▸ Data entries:

☆ ☆ ☆ ☆

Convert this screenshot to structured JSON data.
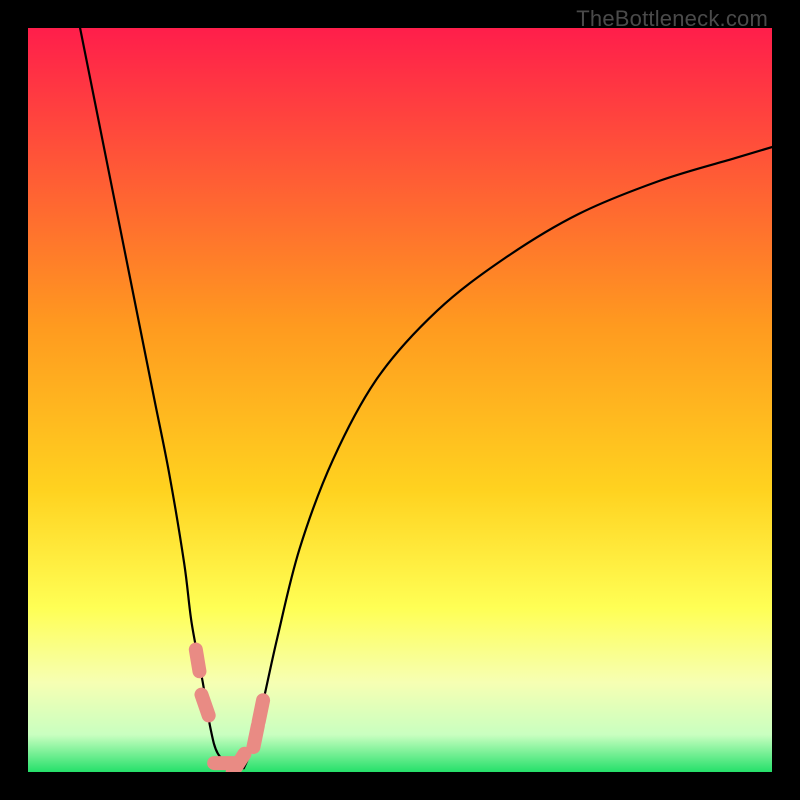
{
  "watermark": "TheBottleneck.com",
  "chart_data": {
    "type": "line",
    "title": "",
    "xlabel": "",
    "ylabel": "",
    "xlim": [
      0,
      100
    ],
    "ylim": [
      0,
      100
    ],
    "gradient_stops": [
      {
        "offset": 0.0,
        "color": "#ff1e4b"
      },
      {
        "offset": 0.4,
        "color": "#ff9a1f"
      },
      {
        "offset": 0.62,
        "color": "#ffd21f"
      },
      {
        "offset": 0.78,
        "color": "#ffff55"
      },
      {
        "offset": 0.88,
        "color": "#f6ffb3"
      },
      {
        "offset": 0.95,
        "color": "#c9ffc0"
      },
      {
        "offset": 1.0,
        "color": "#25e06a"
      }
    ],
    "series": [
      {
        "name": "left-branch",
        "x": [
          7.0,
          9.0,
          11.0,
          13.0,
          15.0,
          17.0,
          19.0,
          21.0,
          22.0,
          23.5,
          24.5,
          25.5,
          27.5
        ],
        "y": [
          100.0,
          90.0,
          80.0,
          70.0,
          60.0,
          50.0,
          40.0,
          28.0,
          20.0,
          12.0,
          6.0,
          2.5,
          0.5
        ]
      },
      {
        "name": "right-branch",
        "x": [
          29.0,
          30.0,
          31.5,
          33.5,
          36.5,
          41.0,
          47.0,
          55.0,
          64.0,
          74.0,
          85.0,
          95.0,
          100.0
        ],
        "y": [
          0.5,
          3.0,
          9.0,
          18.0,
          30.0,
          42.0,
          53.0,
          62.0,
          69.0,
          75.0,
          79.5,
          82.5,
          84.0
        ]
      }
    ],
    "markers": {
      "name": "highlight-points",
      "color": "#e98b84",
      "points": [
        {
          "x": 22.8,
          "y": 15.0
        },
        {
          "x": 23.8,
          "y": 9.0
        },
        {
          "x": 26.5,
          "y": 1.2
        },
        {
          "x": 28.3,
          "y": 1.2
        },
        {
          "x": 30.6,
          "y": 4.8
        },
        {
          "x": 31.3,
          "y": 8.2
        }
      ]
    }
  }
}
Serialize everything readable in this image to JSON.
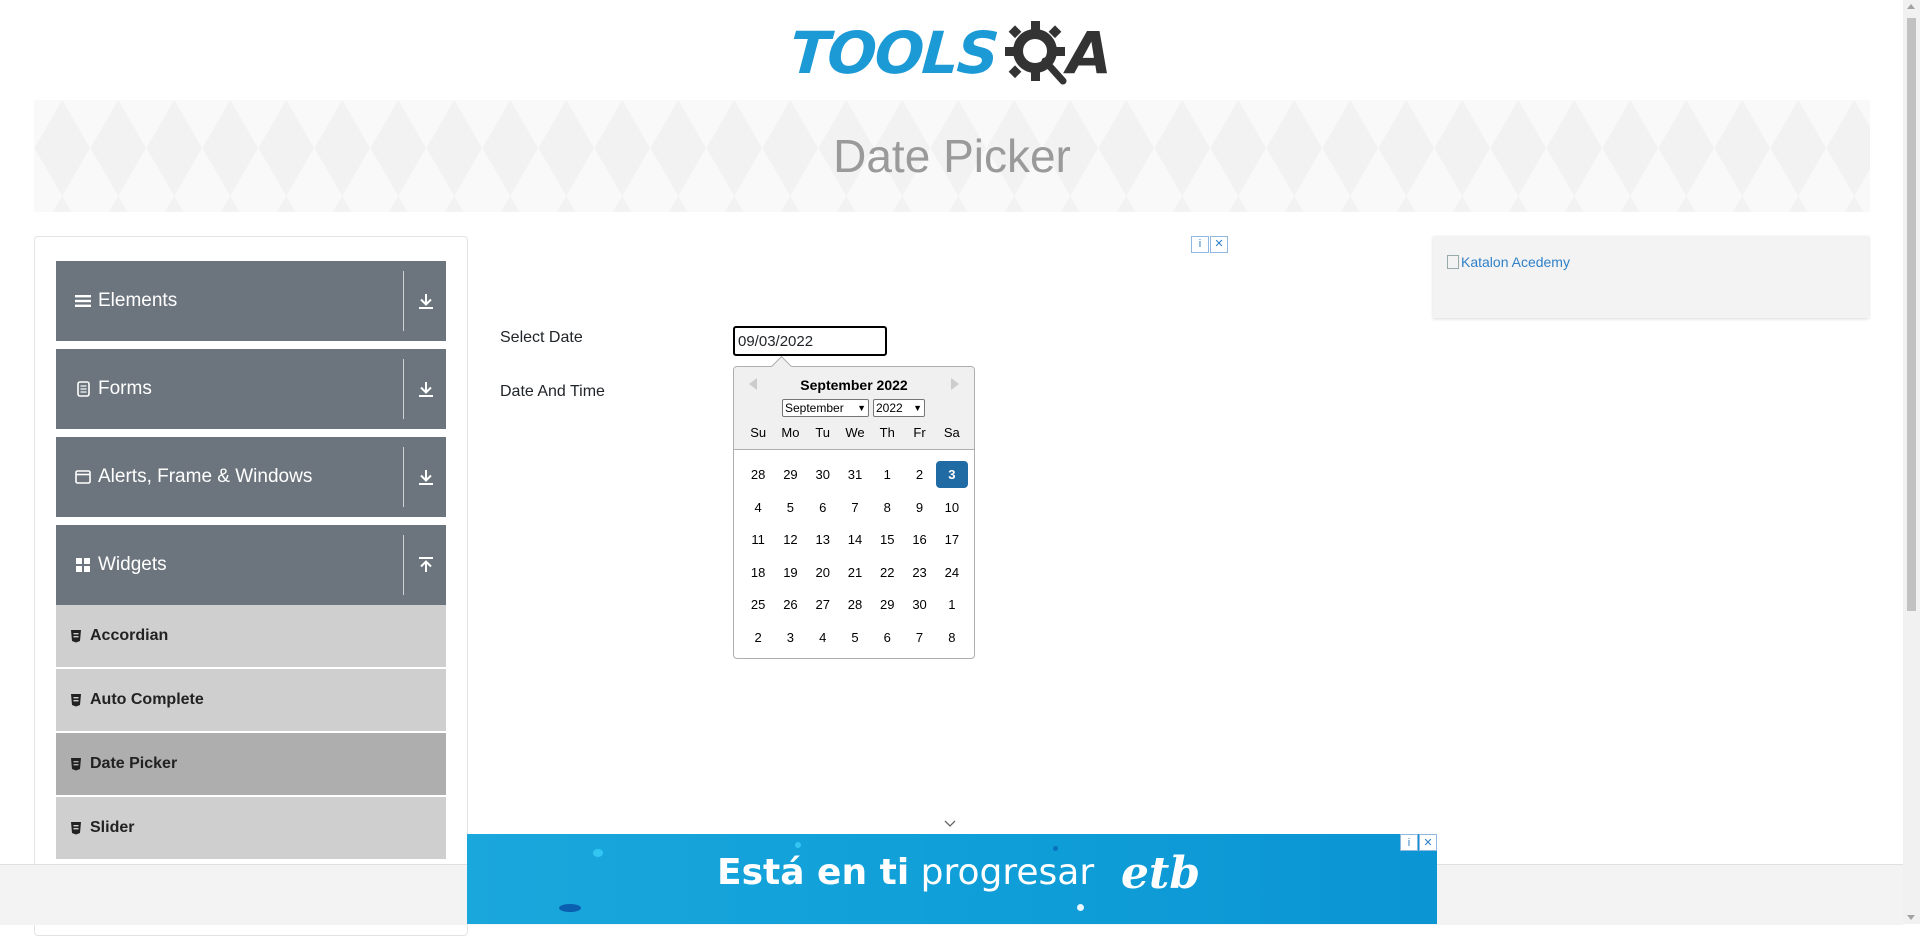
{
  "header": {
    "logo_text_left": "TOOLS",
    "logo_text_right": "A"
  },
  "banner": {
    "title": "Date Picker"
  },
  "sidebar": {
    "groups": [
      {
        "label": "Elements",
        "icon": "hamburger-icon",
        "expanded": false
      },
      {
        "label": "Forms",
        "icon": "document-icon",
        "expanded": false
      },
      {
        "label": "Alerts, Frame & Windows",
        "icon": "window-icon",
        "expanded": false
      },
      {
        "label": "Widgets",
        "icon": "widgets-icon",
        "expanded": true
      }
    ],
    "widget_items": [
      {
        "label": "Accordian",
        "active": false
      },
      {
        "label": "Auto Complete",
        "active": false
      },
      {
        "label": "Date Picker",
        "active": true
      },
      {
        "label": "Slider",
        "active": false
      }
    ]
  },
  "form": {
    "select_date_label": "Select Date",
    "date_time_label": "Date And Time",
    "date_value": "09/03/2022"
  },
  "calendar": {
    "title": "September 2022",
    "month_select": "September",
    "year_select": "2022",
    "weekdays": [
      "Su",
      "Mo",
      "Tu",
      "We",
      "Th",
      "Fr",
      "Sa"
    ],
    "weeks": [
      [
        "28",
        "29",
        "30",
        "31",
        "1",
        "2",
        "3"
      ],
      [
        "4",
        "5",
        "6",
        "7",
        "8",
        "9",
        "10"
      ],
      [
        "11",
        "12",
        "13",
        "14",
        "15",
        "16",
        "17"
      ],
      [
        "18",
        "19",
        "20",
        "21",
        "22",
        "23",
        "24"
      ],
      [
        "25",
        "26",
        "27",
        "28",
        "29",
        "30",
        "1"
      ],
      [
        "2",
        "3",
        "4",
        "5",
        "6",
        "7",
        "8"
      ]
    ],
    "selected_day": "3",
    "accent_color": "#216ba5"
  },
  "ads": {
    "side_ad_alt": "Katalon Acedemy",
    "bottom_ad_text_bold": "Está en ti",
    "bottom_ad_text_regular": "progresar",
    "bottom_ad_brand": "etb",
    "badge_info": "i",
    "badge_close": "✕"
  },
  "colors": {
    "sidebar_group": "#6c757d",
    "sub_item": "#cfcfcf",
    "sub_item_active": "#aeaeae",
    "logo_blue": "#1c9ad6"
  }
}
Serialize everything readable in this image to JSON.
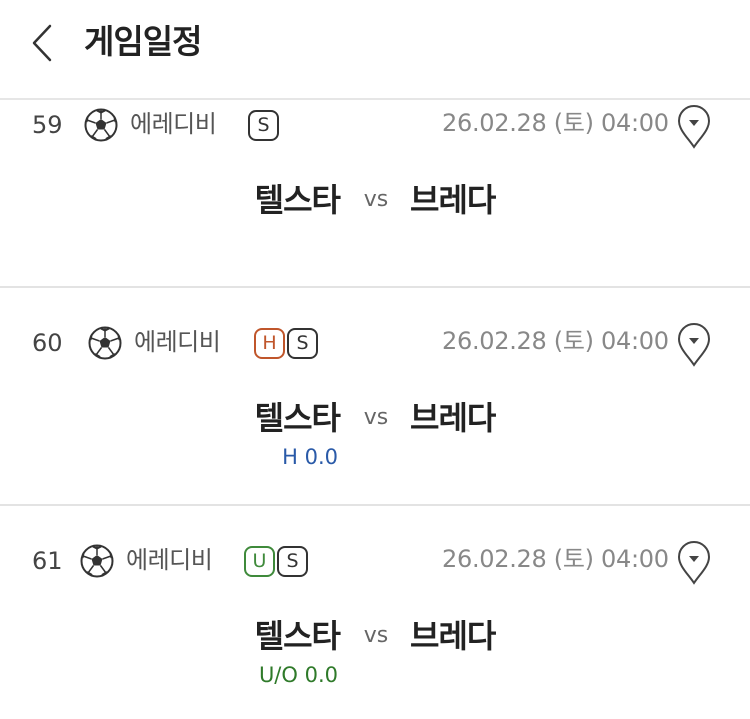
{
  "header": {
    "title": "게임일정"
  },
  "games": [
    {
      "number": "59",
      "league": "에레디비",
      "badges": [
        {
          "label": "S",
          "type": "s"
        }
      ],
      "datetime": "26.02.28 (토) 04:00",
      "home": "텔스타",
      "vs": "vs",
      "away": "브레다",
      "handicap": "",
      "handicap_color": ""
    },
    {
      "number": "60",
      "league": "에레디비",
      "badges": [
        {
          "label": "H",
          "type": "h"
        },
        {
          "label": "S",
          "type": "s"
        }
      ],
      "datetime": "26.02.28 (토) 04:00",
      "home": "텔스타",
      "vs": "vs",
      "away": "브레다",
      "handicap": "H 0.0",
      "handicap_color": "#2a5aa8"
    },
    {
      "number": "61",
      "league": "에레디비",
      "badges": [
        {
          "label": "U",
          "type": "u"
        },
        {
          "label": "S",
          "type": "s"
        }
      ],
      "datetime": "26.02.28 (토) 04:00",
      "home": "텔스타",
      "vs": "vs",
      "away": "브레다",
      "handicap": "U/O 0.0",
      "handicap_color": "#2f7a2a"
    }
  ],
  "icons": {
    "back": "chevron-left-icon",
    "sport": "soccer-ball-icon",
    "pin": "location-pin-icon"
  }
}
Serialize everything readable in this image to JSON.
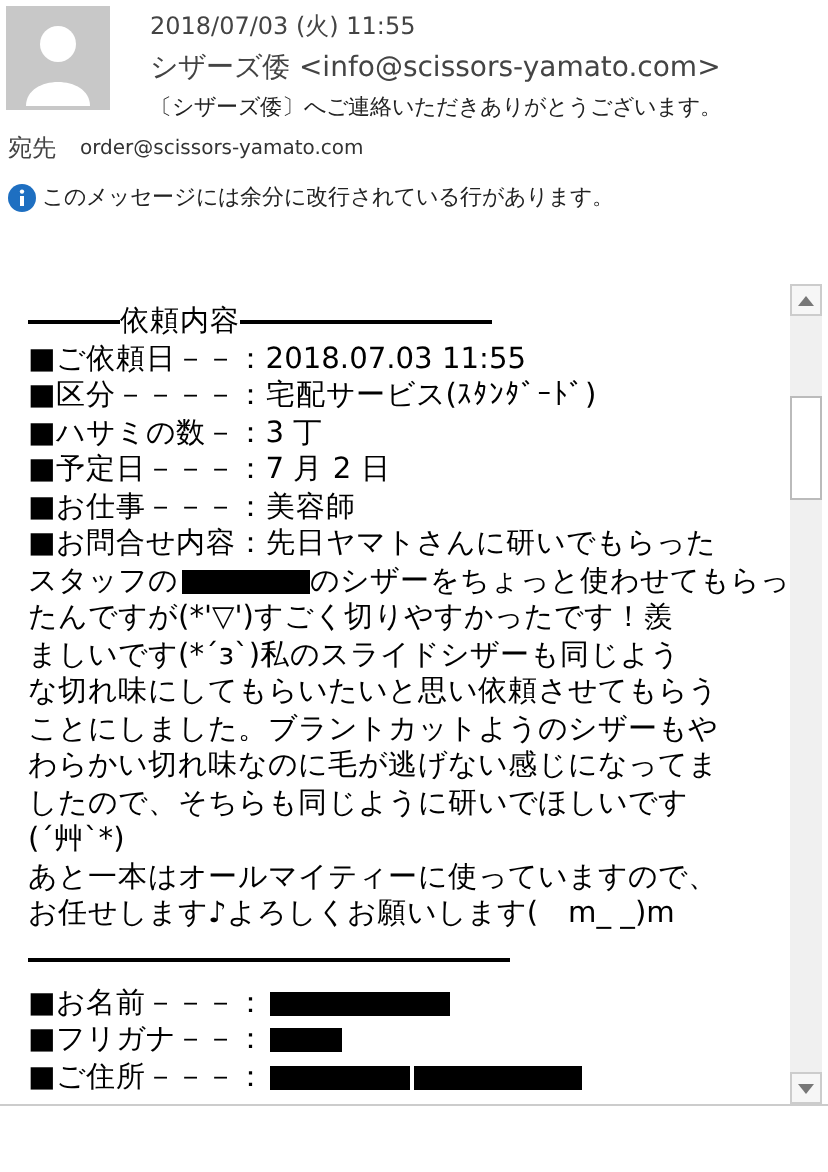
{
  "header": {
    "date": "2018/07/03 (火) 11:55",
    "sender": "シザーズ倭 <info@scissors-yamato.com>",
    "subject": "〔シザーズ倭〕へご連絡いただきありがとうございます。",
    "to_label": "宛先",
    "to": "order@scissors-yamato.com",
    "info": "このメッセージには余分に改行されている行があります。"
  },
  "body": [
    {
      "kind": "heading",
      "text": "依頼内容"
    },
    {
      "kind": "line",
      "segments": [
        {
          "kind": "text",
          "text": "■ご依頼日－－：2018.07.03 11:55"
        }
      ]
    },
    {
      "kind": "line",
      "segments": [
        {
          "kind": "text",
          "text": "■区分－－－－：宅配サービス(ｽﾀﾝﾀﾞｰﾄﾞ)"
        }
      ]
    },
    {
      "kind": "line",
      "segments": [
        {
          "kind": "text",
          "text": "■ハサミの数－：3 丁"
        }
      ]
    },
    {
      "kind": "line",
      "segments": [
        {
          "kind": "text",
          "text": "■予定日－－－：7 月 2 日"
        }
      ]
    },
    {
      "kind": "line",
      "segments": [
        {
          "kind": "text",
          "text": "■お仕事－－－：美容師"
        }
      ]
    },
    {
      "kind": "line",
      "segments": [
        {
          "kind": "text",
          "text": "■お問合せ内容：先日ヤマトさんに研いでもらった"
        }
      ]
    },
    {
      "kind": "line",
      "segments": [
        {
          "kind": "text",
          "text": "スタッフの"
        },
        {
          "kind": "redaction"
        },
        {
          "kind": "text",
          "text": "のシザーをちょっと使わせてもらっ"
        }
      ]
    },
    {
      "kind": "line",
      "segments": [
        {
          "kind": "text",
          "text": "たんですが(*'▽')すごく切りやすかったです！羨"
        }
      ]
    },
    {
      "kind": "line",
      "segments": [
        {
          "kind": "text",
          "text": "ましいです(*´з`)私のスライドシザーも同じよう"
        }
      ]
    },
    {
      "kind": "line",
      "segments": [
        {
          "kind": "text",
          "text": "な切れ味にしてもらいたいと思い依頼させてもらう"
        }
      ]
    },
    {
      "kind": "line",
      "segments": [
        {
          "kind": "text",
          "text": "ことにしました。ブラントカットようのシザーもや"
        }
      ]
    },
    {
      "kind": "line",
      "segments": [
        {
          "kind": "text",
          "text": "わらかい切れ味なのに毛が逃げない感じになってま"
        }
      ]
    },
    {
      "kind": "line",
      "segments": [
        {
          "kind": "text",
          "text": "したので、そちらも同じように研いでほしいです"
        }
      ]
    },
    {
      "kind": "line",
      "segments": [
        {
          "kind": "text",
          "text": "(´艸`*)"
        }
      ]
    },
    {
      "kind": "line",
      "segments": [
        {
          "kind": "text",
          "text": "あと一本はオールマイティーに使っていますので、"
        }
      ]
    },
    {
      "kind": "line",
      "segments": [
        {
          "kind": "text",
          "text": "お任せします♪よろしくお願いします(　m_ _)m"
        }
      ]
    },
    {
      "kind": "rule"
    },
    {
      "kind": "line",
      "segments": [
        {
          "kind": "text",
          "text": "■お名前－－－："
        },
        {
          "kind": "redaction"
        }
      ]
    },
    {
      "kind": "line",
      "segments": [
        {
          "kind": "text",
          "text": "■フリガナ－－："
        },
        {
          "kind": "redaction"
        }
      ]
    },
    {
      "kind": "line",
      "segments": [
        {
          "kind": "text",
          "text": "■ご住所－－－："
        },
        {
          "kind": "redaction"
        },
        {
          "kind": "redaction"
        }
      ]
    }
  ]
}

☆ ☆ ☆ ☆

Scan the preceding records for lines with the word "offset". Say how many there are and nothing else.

▸ Output below:
7